(Timprov didn't buy the "like Cher" thing, though. "Oh yeah," he said, "you're just like Cher. I never forget how much like Cher you are. It's on my mind constantly." The world is filled with skeptics.)
I got home to find Future Orbits in my inbox, with "The Handmade's Tale" in it. Woo! Looks nice, albeit pretty different from Timprov's and my plans for the Bay Laurel anthologies. I love getting stories published. It has so much nift.
And speaking of the anthologies, um, would you think that I would have to put "no Jesus" in the guidelines? You would not think so. But evidently I do. I'm running over one-fifth Jesus-related stories. And I plan to feature, um, zero. So, if you're still thinking through a story for me, and it has Jesus in it, you should know that your chances are rather slim. I don't mind stories about Christians and hating aliens, not at all. But stories about Christ and hating aliens? No, no thank you, thanks all the same.
(Kelly asked me last night, "What if you got the perfect Jesus story?" Um. Well. Just, no.)
I sent out my second acceptance letter yesterday. It's very much fun to write those. It's even more fun to write them to friends. And even more fun than that when you know it's the friend's first acceptance. I'm going to try not to write very many more early on -- I don't want to leave myself with no maneuvering room at the end -- but sometimes, you just know.
Yesterday I finished reading Benedict Anderson's Imagined Communities, about nationalism. Interesting book, much to ponder. However. The footnote structure drove me just mad. Here is my belief system about footnotes: there are three types of comments with which people annotate their texts.

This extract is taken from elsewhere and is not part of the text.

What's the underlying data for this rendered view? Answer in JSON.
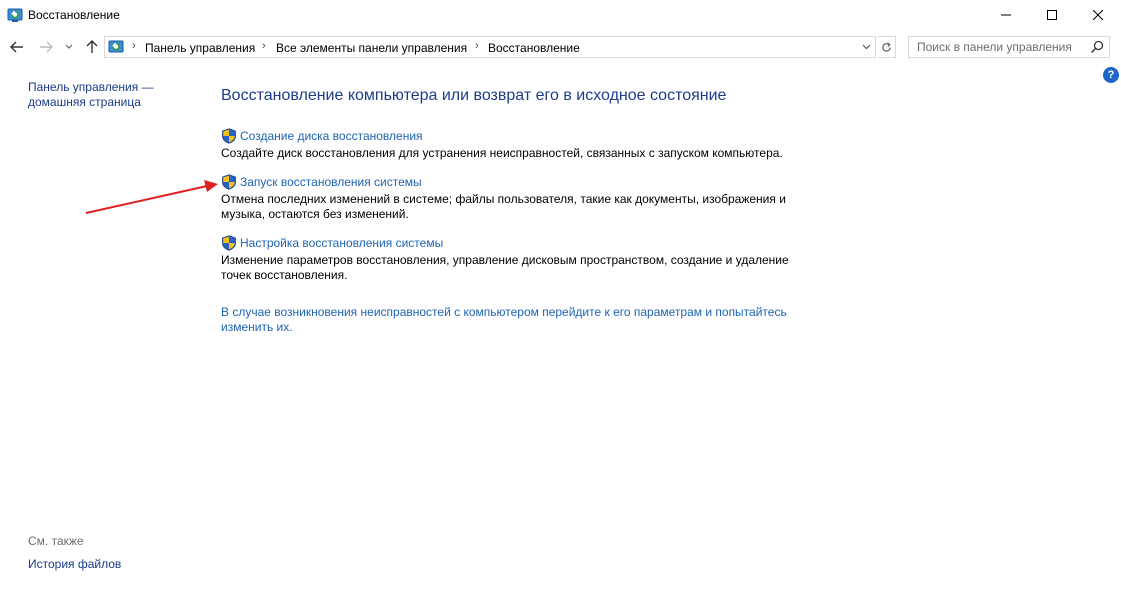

Is this in any way objectively right? Oh, heck no. But it makes sense. And it has a certain consistency to it. In many moods, I don't care where they got the specific information -- I care about reading the bibliography later. But I still want the information that's pertinent but doesn't flow.
Also, I think that there are very few, if any, cases where you should not translate a passage. Not everybody speaks French. Not everybody speaks German. Etc. And if you don't, random paragraphs in the middle of history texts are a terrible way to learn. Some words and phrases have made it into the English language intact, and you should not have to gloss it if you want to write about an amicus curiae brief, for example. But otherwise, translate, translate, translate.

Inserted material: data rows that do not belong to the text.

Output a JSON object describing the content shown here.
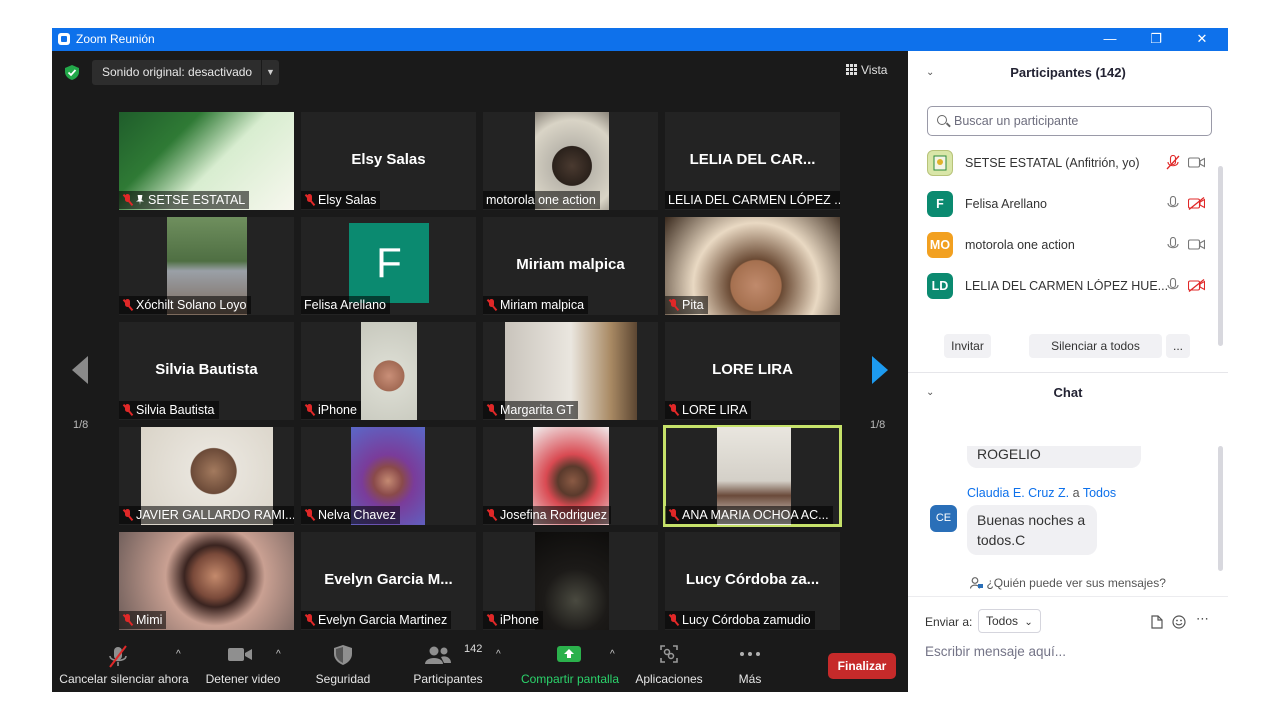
{
  "window": {
    "title": "Zoom Reunión"
  },
  "top_bar": {
    "audio_label": "Sonido original: desactivado",
    "view_label": "Vista"
  },
  "pager": {
    "left_label": "1/8",
    "right_label": "1/8"
  },
  "tiles": [
    {
      "big_name": "",
      "name": "SETSE ESTATAL",
      "muted": true,
      "pinned": true,
      "video": "festejo"
    },
    {
      "big_name": "Elsy Salas",
      "name": "Elsy Salas",
      "muted": true
    },
    {
      "big_name": "",
      "name": "motorola one action",
      "muted": false,
      "video": "room-dark"
    },
    {
      "big_name": "LELIA DEL CAR...",
      "name": "LELIA DEL CARMEN LÓPEZ ...",
      "muted": false
    },
    {
      "big_name": "",
      "name": "Xóchilt Solano Loyo",
      "muted": true,
      "video": "garden"
    },
    {
      "big_name": "",
      "name": "Felisa Arellano",
      "muted": false,
      "avatar": "F"
    },
    {
      "big_name": "Miriam malpica",
      "name": "Miriam malpica",
      "muted": true
    },
    {
      "big_name": "",
      "name": "Pita",
      "muted": true,
      "video": "warm"
    },
    {
      "big_name": "Silvia Bautista",
      "name": "Silvia Bautista",
      "muted": true
    },
    {
      "big_name": "",
      "name": "iPhone",
      "muted": true,
      "video": "lady-red"
    },
    {
      "big_name": "",
      "name": "Margarita GT",
      "muted": true,
      "video": "ceiling"
    },
    {
      "big_name": "LORE LIRA",
      "name": "LORE LIRA",
      "muted": true
    },
    {
      "big_name": "",
      "name": "JAVIER GALLARDO RAMI...",
      "muted": true,
      "video": "man"
    },
    {
      "big_name": "",
      "name": "Nelva Chavez",
      "muted": true,
      "video": "purple"
    },
    {
      "big_name": "",
      "name": "Josefina Rodriguez",
      "muted": true,
      "video": "red"
    },
    {
      "big_name": "",
      "name": "ANA MARIA OCHOA AC...",
      "muted": true,
      "video": "stairs",
      "speaking": true
    },
    {
      "big_name": "",
      "name": "Mimi",
      "muted": true,
      "video": "mimi"
    },
    {
      "big_name": "Evelyn Garcia M...",
      "name": "Evelyn Garcia Martinez",
      "muted": true
    },
    {
      "big_name": "",
      "name": "iPhone",
      "muted": true,
      "video": "dark"
    },
    {
      "big_name": "Lucy Córdoba za...",
      "name": "Lucy Córdoba zamudio",
      "muted": true
    }
  ],
  "toolbar": {
    "unmute": "Cancelar silenciar ahora",
    "video": "Detener video",
    "security": "Seguridad",
    "participants": "Participantes",
    "participants_count": "142",
    "share": "Compartir pantalla",
    "apps": "Aplicaciones",
    "more": "Más",
    "end": "Finalizar"
  },
  "participants_panel": {
    "title": "Participantes (142)",
    "search_placeholder": "Buscar un participante",
    "list": [
      {
        "initials": "",
        "name": "SETSE ESTATAL (Anfitrión, yo)",
        "mic_muted": true,
        "cam_off": false,
        "color": "#d9e6a8"
      },
      {
        "initials": "F",
        "name": "Felisa Arellano",
        "mic_muted": false,
        "cam_off": true,
        "color": "#0b8a70"
      },
      {
        "initials": "MO",
        "name": "motorola one action",
        "mic_muted": false,
        "cam_off": false,
        "color": "#f2a020"
      },
      {
        "initials": "LD",
        "name": "LELIA DEL CARMEN LÓPEZ HUE...",
        "mic_muted": false,
        "cam_off": true,
        "color": "#0b8a70"
      }
    ],
    "invite": "Invitar",
    "mute_all": "Silenciar a todos",
    "more": "..."
  },
  "chat": {
    "title": "Chat",
    "prev_message": "ROGELIO",
    "sender": "Claudia E. Cruz Z.",
    "to_word": "a",
    "recipient": "Todos",
    "sender_initials": "CE",
    "message": "Buenas noches a todos.C",
    "who_sees": "¿Quién puede ver sus mensajes?",
    "send_to_label": "Enviar a:",
    "send_to_value": "Todos",
    "input_placeholder": "Escribir mensaje aquí..."
  }
}
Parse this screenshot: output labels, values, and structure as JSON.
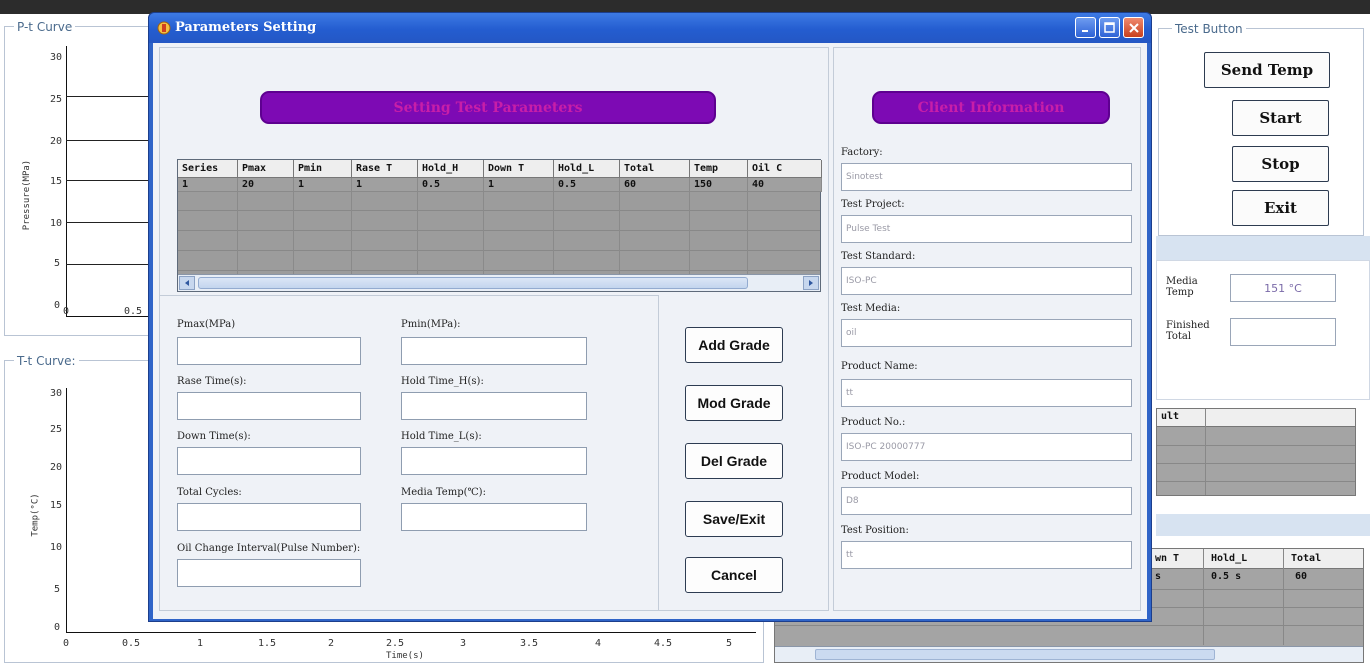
{
  "background": {
    "pt_curve": {
      "title": "P-t Curve",
      "y_ticks": [
        "30",
        "25",
        "20",
        "15",
        "10",
        "5",
        "0"
      ],
      "x_ticks": [
        "0",
        "0.5"
      ],
      "y_label": "Pressure(MPa)"
    },
    "tt_curve": {
      "title": "T-t Curve:",
      "y_ticks": [
        "30",
        "25",
        "20",
        "15",
        "10",
        "5",
        "0"
      ],
      "x_ticks": [
        "0",
        "0.5",
        "1",
        "1.5",
        "2",
        "2.5",
        "3",
        "3.5",
        "4",
        "4.5",
        "5"
      ],
      "x_label": "Time(s)",
      "y_label": "Temp(°C)"
    },
    "test_button": {
      "title": "Test Button",
      "send_temp": "Send Temp",
      "start": "Start",
      "stop": "Stop",
      "exit": "Exit"
    },
    "status": {
      "media_temp_label": "Media Temp",
      "media_temp_value": "151 °C",
      "finished_total_label": "Finished Total"
    },
    "result_header": "ult",
    "bottom_table": {
      "headers": [
        "wn T",
        "Hold_L",
        "Total"
      ],
      "row": [
        "s",
        "0.5 s",
        "60"
      ]
    }
  },
  "dialog": {
    "title": "Parameters Setting",
    "left_banner": "Setting Test Parameters",
    "right_banner": "Client Information",
    "table": {
      "headers": [
        "Series",
        "Pmax",
        "Pmin",
        "Rase T",
        "Hold_H",
        "Down T",
        "Hold_L",
        "Total",
        "Temp",
        "Oil C"
      ],
      "rows": [
        [
          "1",
          "20",
          "1",
          "1",
          "0.5",
          "1",
          "0.5",
          "60",
          "150",
          "40"
        ]
      ]
    },
    "form": {
      "pmax_label": "Pmax(MPa)",
      "pmin_label": "Pmin(MPa):",
      "rise_time_label": "Rase Time(s):",
      "hold_time_h_label": "Hold Time_H(s):",
      "down_time_label": "Down Time(s):",
      "hold_time_l_label": "Hold Time_L(s):",
      "total_cycles_label": "Total Cycles:",
      "media_temp_label": "Media Temp(℃):",
      "oil_change_label": "Oil Change Interval(Pulse Number):"
    },
    "buttons": {
      "add_grade": "Add Grade",
      "mod_grade": "Mod Grade",
      "del_grade": "Del Grade",
      "save_exit": "Save/Exit",
      "cancel": "Cancel"
    },
    "client": {
      "factory_label": "Factory:",
      "factory_value": "Sinotest",
      "test_project_label": "Test Project:",
      "test_project_value": "Pulse Test",
      "test_standard_label": "Test Standard:",
      "test_standard_value": "ISO-PC",
      "test_media_label": "Test Media:",
      "test_media_value": "oil",
      "product_name_label": "Product Name:",
      "product_name_value": "tt",
      "product_no_label": "Product No.:",
      "product_no_value": "ISO-PC 20000777",
      "product_model_label": "Product Model:",
      "product_model_value": "D8",
      "test_position_label": "Test Position:",
      "test_position_value": "tt"
    }
  }
}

Right then. Well, I'm wearing a fleece top and wool socks. (Just like Cher, right? Oh....) Doesn't get cold here, but it sure gets chilly sometimes. I'm glad it's finally fall. Hmm. Or spring. We're about three weeks into about the second week of October here, and I can see the second week of March coming up in another two weeks or so.
And I can really identify with today's online Agnes (it's the one for December 7, in case you're not reading this today). I think that's it. I'm going to finish the unexpected story from the BART train last night, and work a bit more on the NTMB, do laundry, buy tomatoes if I can find any, and other such amazing feats.
And the main page.
Or the last entry.
Or the next one.
Or even send me email.